loading page

Loading the page ...

Pierre Parrocel

(1670 Avignon – 1739 Paris)

Figure of a Woman from the Surroundings of Rome, Holding a Fan. Etching. 17 x 11.8 cm. Le Blanc 23; Robert-Dumesnil 4.

As the descendant of a ramified dynasty of artists beginning with his grandfather, Georges Parrocel (died circa 1613), and his father Louis as well as his elder brother Jacques-Ignace, all of whom were esteemed in their field, Pierre was predestined for an artistic career. Like his brother, Pierre left Avignon to begin his studies in Paris under the guidance of his uncle Joseph before continuing his training firstly in Venice and then under Carlo Maratta in Rome, where he became a member of the Accademia di San Luca in 1730. He is mostly known for his altarpieces and works on religious themes, a large number of which are now to be found in the south of France. Parrocel ran a flourishing studio in Avignon and his drawings were very highly prized by prominent contemporary art collectors, such as the Duc de Choiseul and the Marquis Philippe de Chennevières (cf. E. Brugerolles, Une dynastie de peintres: les Parrocel, exhibition catalogue École National Supérieure des Beaux-Arts, Paris; Musée Calvet, Avignon, Paris 2007, p. 29). While Parrocel’s painted work has recently received the attention it merits in several publications, his printed oeuvre has hitherto been largely ignored. Parrocel  produced some thirty prints, most of which up to the present day have only found little attention.

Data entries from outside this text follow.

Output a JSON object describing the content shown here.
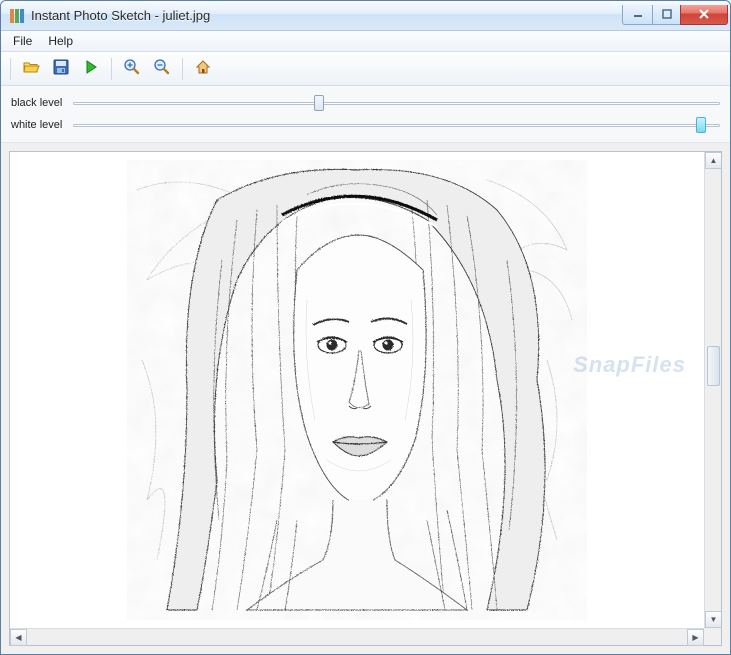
{
  "window": {
    "title": "Instant Photo Sketch - juliet.jpg"
  },
  "menubar": {
    "file": "File",
    "help": "Help"
  },
  "toolbar": {
    "open_icon": "open-folder-icon",
    "save_icon": "save-floppy-icon",
    "run_icon": "play-icon",
    "zoom_in_icon": "zoom-in-icon",
    "zoom_out_icon": "zoom-out-icon",
    "home_icon": "home-icon"
  },
  "sliders": {
    "black_label": "black level",
    "black_value_pct": 38,
    "white_label": "white level",
    "white_value_pct": 97
  },
  "canvas": {
    "watermark": "SnapFiles"
  }
}
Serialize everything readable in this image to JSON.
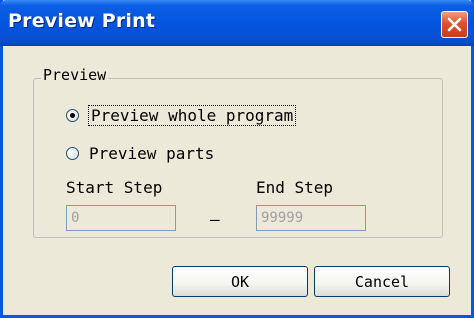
{
  "window": {
    "title": "Preview Print"
  },
  "group": {
    "legend": "Preview"
  },
  "options": {
    "whole_program": "Preview whole program",
    "parts": "Preview parts",
    "selected": "whole_program"
  },
  "fields": {
    "start_step_label": "Start Step",
    "start_step_value": "0",
    "separator": "–",
    "end_step_label": "End Step",
    "end_step_value": "99999"
  },
  "buttons": {
    "ok": "OK",
    "cancel": "Cancel"
  },
  "icons": {
    "close": "close-icon"
  },
  "colors": {
    "titlebar": "#0554e0",
    "close_button": "#e0502a",
    "dialog_bg": "#ece9d8",
    "radio_selected_dot": "#000000"
  }
}
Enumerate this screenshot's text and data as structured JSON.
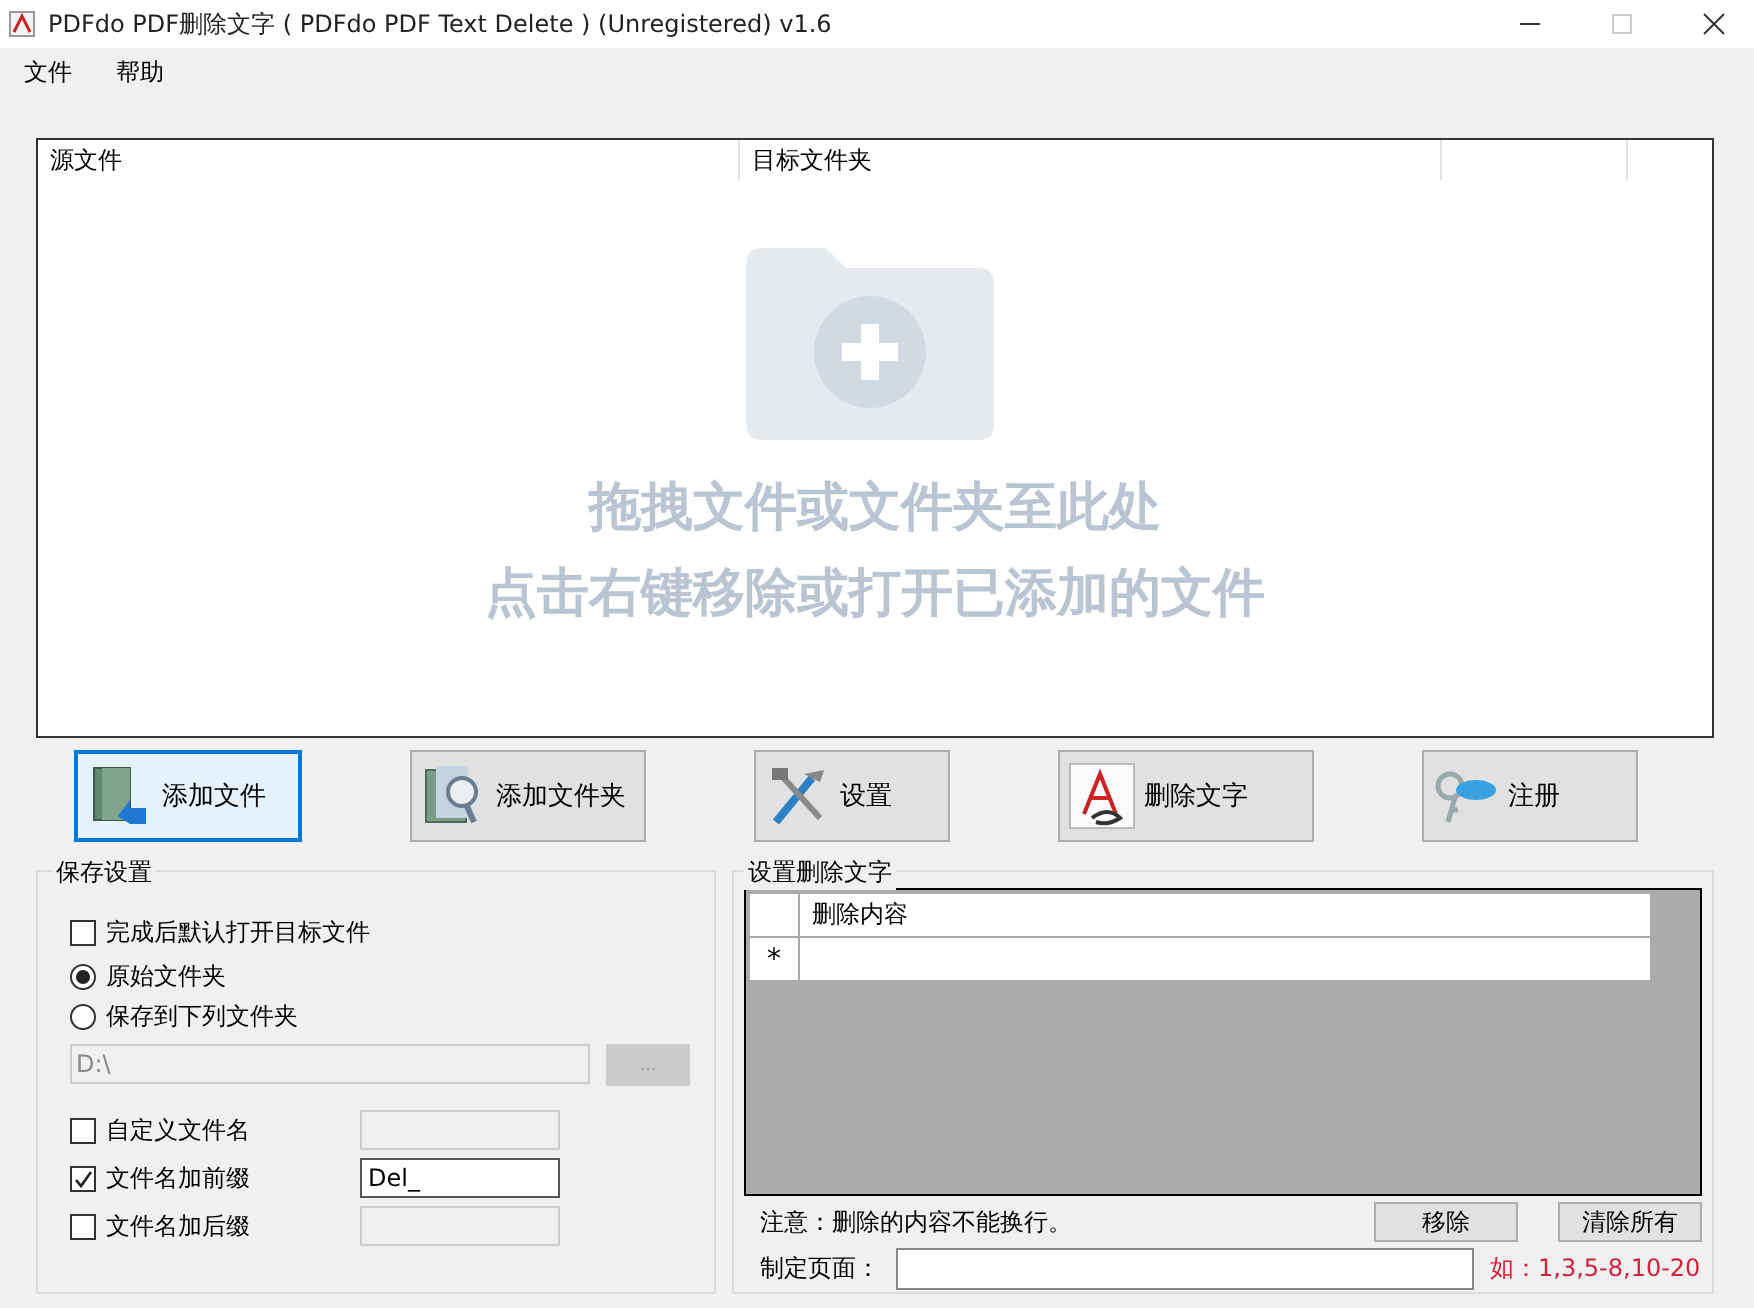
{
  "window": {
    "title": "PDFdo PDF删除文字 ( PDFdo PDF Text Delete ) (Unregistered) v1.6"
  },
  "menu": [
    {
      "label": "文件"
    },
    {
      "label": "帮助"
    }
  ],
  "file_list": {
    "columns": [
      "源文件",
      "目标文件夹"
    ],
    "hints": [
      "拖拽文件或文件夹至此处",
      "点击右键移除或打开已添加的文件"
    ]
  },
  "toolbar": [
    {
      "label": "添加文件",
      "kind": "add-file",
      "focused": true
    },
    {
      "label": "添加文件夹",
      "kind": "add-folder",
      "focused": false
    },
    {
      "label": "设置",
      "kind": "settings",
      "focused": false
    },
    {
      "label": "删除文字",
      "kind": "delete-text",
      "focused": false
    },
    {
      "label": "注册",
      "kind": "register",
      "focused": false
    }
  ],
  "save_settings": {
    "title": "保存设置",
    "open_after": {
      "label": "完成后默认打开目标文件",
      "checked": false
    },
    "destination": [
      {
        "label": "原始文件夹",
        "selected": true
      },
      {
        "label": "保存到下列文件夹",
        "selected": false
      }
    ],
    "folder_path": {
      "value": "D:\\",
      "disabled": true
    },
    "browse_button": {
      "label": "...",
      "disabled": true
    },
    "naming": [
      {
        "label": "自定义文件名",
        "checked": false
      },
      {
        "label": "文件名加前缀",
        "checked": true,
        "value": "Del_"
      },
      {
        "label": "文件名加后缀",
        "checked": false
      }
    ]
  },
  "delete_text": {
    "title": "设置删除文字",
    "table": {
      "columns": [
        "删除内容"
      ],
      "rows": [
        {
          "marker": "*"
        }
      ]
    },
    "note": "注意：删除的内容不能换行。",
    "buttons": [
      "移除",
      "清除所有"
    ],
    "pages": {
      "label": "制定页面：",
      "hint": "如：1,3,5-8,10-20"
    }
  }
}
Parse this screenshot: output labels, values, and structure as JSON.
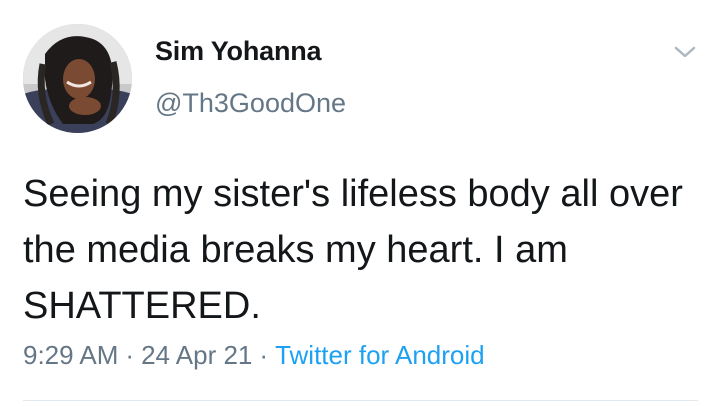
{
  "author": {
    "display_name": "Sim Yohanna",
    "handle": "@Th3GoodOne",
    "avatar_icon": "profile-photo"
  },
  "menu": {
    "icon": "chevron-down-icon"
  },
  "tweet": {
    "text": "Seeing my sister's lifeless body all over the media breaks my heart. I am SHATTERED.",
    "time": "9:29 AM",
    "separator": "·",
    "date": "24 Apr 21",
    "source": "Twitter for Android"
  },
  "colors": {
    "primary_text": "#14171a",
    "secondary_text": "#657786",
    "link": "#1da1f2",
    "divider": "#e1e8ed"
  }
}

This rare etching of a young woman dressed in traditional costume holding a fan is one of a handful of sheets in which Parrocel portrayed Italian costumes and characters. Inspired in part by the series of more than 60 etchings of male and female genre figures made by Salvator Rosa around 1657, various French artists created similar series and single sheets that enabled them to display their talent, imagination and spirited approach (cf. Perrin Stein, in: exhibition catalogue Artists and Amateurs. Etching in 18th-century France, edited by P. Stein, The Metropolitan Museum of Art, New York 2013, p. 167). Bathed in light, the scene radiates the airiness and elegance that are typical of Parrocel’s work. A very fine impression with delicate plate tone and thread margins around the platemark. Minor ageing and traces of handling, otherwise in excellent condition. From the collection of François Heugel (Lugt 3373).

Contact us for further information